**EXERCISE OBJECTIVE:**
Within the listing below, count the lines that have the string "desc". Answer with that number only.

**RECORDS TO PROCESS:**
########
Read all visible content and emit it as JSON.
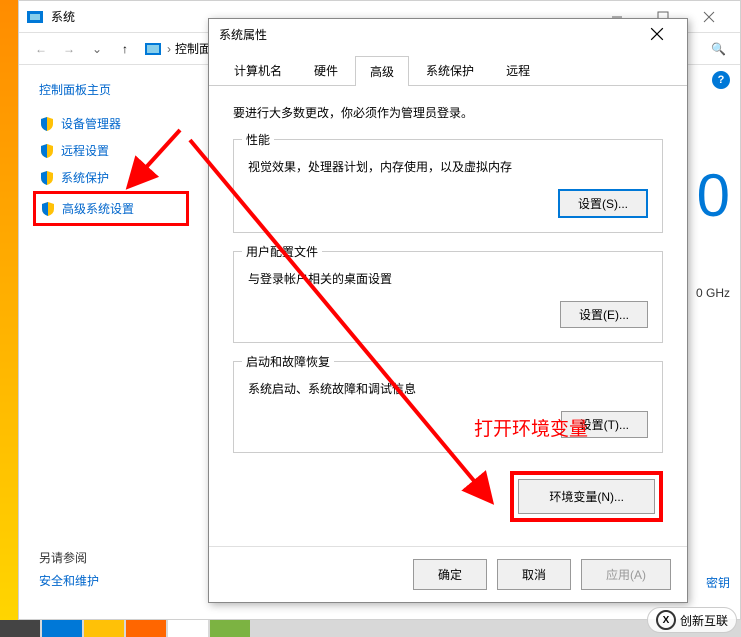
{
  "back_window": {
    "title": "系统",
    "breadcrumb": "控制面板",
    "sidebar": {
      "main": "控制面板主页",
      "items": [
        {
          "label": "设备管理器"
        },
        {
          "label": "远程设置"
        },
        {
          "label": "系统保护"
        },
        {
          "label": "高级系统设置"
        }
      ]
    },
    "see_also": {
      "title": "另请参阅",
      "link": "安全和维护"
    },
    "right_big": "0",
    "right_ghz": "0 GHz",
    "right_key": "密钥"
  },
  "dialog": {
    "title": "系统属性",
    "tabs": [
      {
        "label": "计算机名"
      },
      {
        "label": "硬件"
      },
      {
        "label": "高级",
        "active": true
      },
      {
        "label": "系统保护"
      },
      {
        "label": "远程"
      }
    ],
    "intro": "要进行大多数更改，你必须作为管理员登录。",
    "groups": {
      "perf": {
        "title": "性能",
        "desc": "视觉效果，处理器计划，内存使用，以及虚拟内存",
        "btn": "设置(S)..."
      },
      "profile": {
        "title": "用户配置文件",
        "desc": "与登录帐户相关的桌面设置",
        "btn": "设置(E)..."
      },
      "startup": {
        "title": "启动和故障恢复",
        "desc": "系统启动、系统故障和调试信息",
        "btn": "设置(T)..."
      }
    },
    "env_btn": "环境变量(N)...",
    "footer": {
      "ok": "确定",
      "cancel": "取消",
      "apply": "应用(A)"
    }
  },
  "annotation": "打开环境变量",
  "watermark": {
    "logo": "X",
    "text": "创新互联"
  }
}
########
**ANSWER FOR THIS EXERCISE:**
3